### [TASK INSTRUCTIONS]
Your answer should hold the data exactly as given, minus any picture.

### [MATERIAL FOR THIS TASK]
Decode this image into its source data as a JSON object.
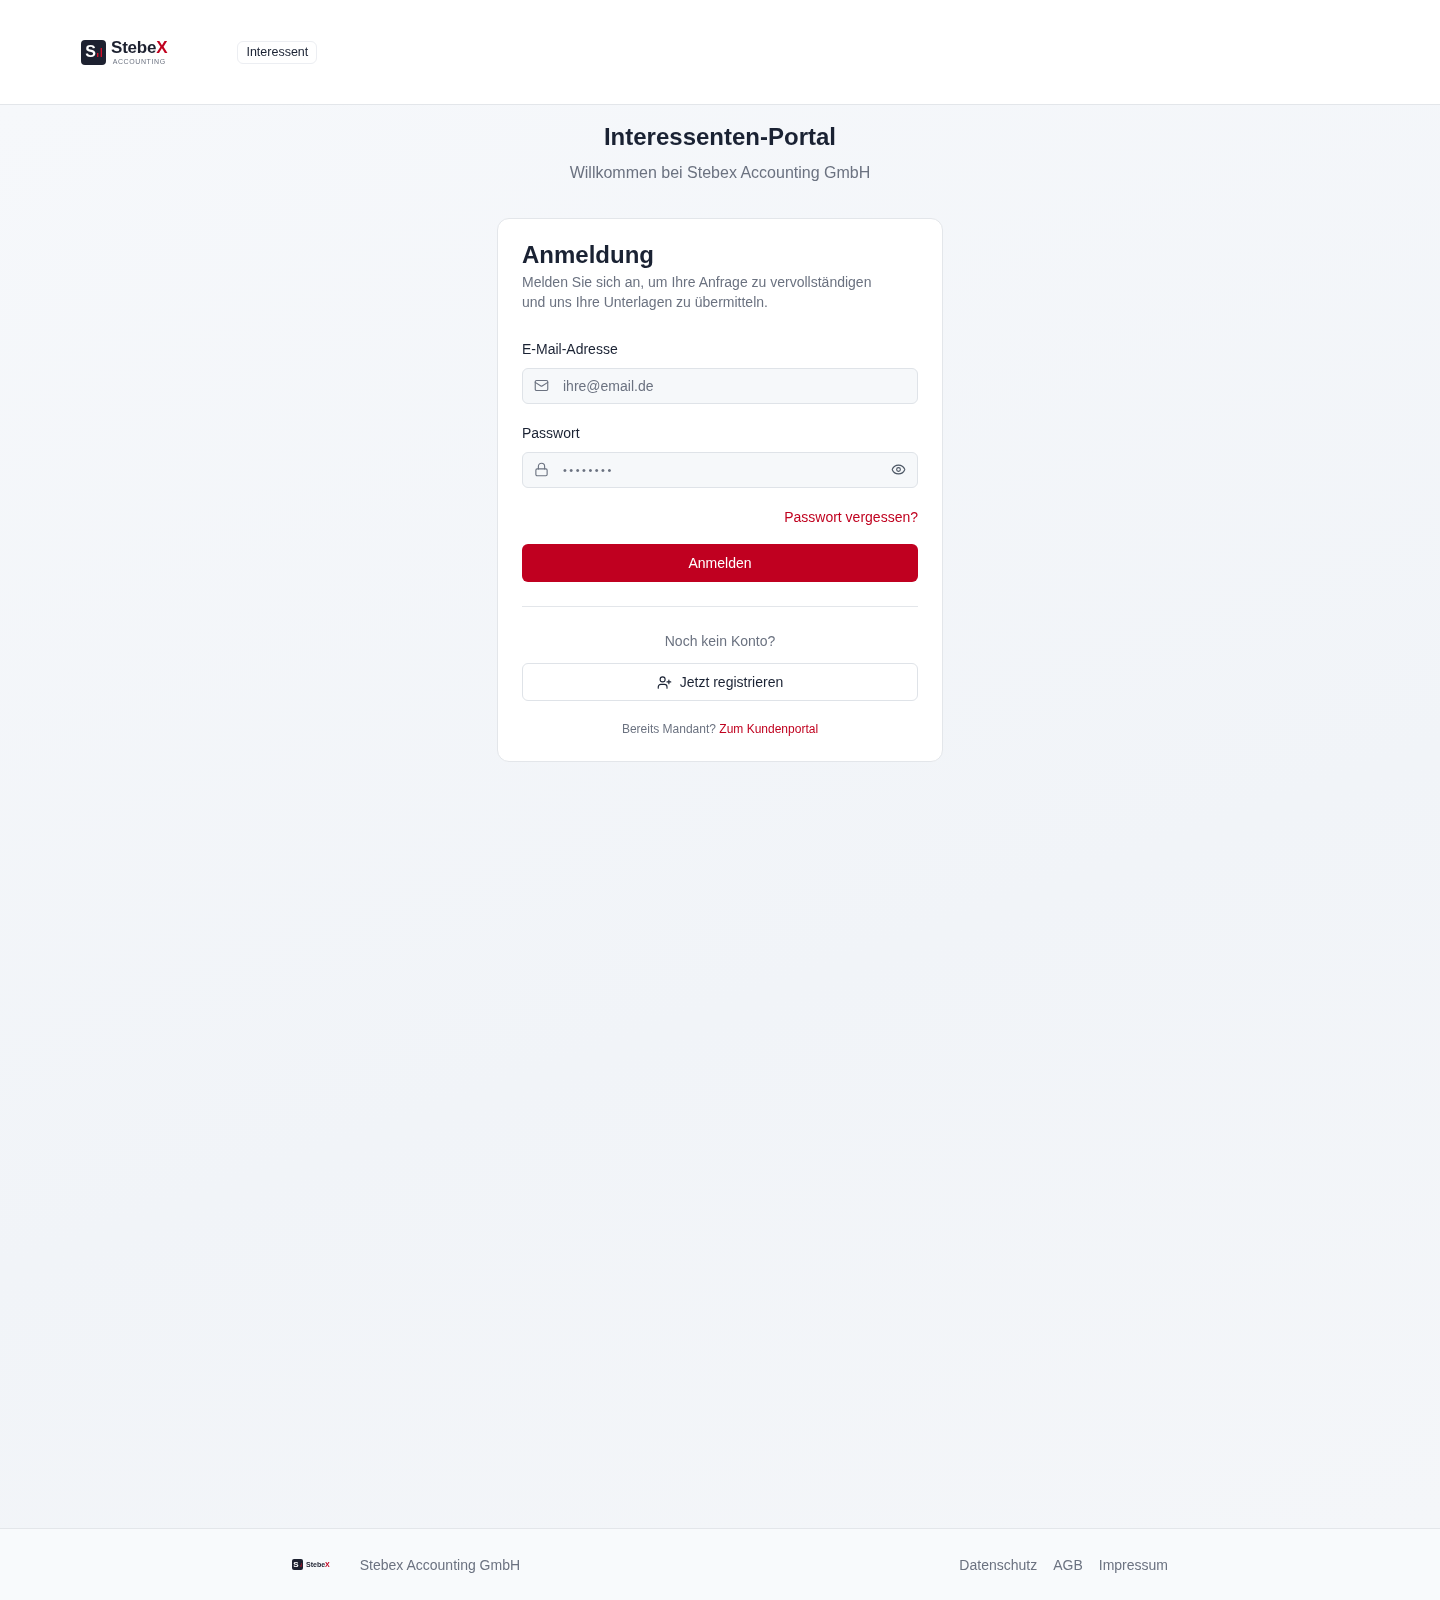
{
  "header": {
    "logo": {
      "letter": "S",
      "name": "Stebe",
      "name_accent": "X",
      "tagline": "ACCOUNTING"
    },
    "role_badge": "Interessent"
  },
  "intro": {
    "title": "Interessenten-Portal",
    "subtitle": "Willkommen bei Stebex Accounting GmbH"
  },
  "login_card": {
    "title": "Anmeldung",
    "description": "Melden Sie sich an, um Ihre Anfrage zu vervollständigen und uns Ihre Unterlagen zu übermitteln.",
    "fields": [
      {
        "kind": "email",
        "label": "E-Mail-Adresse",
        "placeholder": "ihre@email.de"
      },
      {
        "kind": "password",
        "label": "Passwort",
        "value": "••••••••"
      }
    ],
    "forgot_link": "Passwort vergessen?",
    "submit_button": "Anmelden",
    "register_prompt": "Noch kein Konto?",
    "register_button": "Jetzt registrieren",
    "client_prompt": "Bereits Mandant?",
    "client_link": "Zum Kundenportal"
  },
  "footer": {
    "logo": {
      "letter": "S",
      "name": "Stebe",
      "name_accent": "X"
    },
    "company": "Stebex Accounting GmbH",
    "links": [
      "Datenschutz",
      "AGB",
      "Impressum"
    ]
  }
}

### [REPLY]
Decode this image into its source data as a JSON object.
{
  "header": {
    "logo": {
      "letter": "S",
      "name": "Stebe",
      "name_accent": "X",
      "tagline": "ACCOUNTING"
    },
    "role_badge": "Interessent"
  },
  "intro": {
    "title": "Interessenten-Portal",
    "subtitle": "Willkommen bei Stebex Accounting GmbH"
  },
  "login_card": {
    "title": "Anmeldung",
    "description": "Melden Sie sich an, um Ihre Anfrage zu vervollständigen und uns Ihre Unterlagen zu übermitteln.",
    "fields": [
      {
        "kind": "email",
        "label": "E-Mail-Adresse",
        "placeholder": "ihre@email.de"
      },
      {
        "kind": "password",
        "label": "Passwort",
        "value": "••••••••"
      }
    ],
    "forgot_link": "Passwort vergessen?",
    "submit_button": "Anmelden",
    "register_prompt": "Noch kein Konto?",
    "register_button": "Jetzt registrieren",
    "client_prompt": "Bereits Mandant?",
    "client_link": "Zum Kundenportal"
  },
  "footer": {
    "logo": {
      "letter": "S",
      "name": "Stebe",
      "name_accent": "X"
    },
    "company": "Stebex Accounting GmbH",
    "links": [
      "Datenschutz",
      "AGB",
      "Impressum"
    ]
  }
}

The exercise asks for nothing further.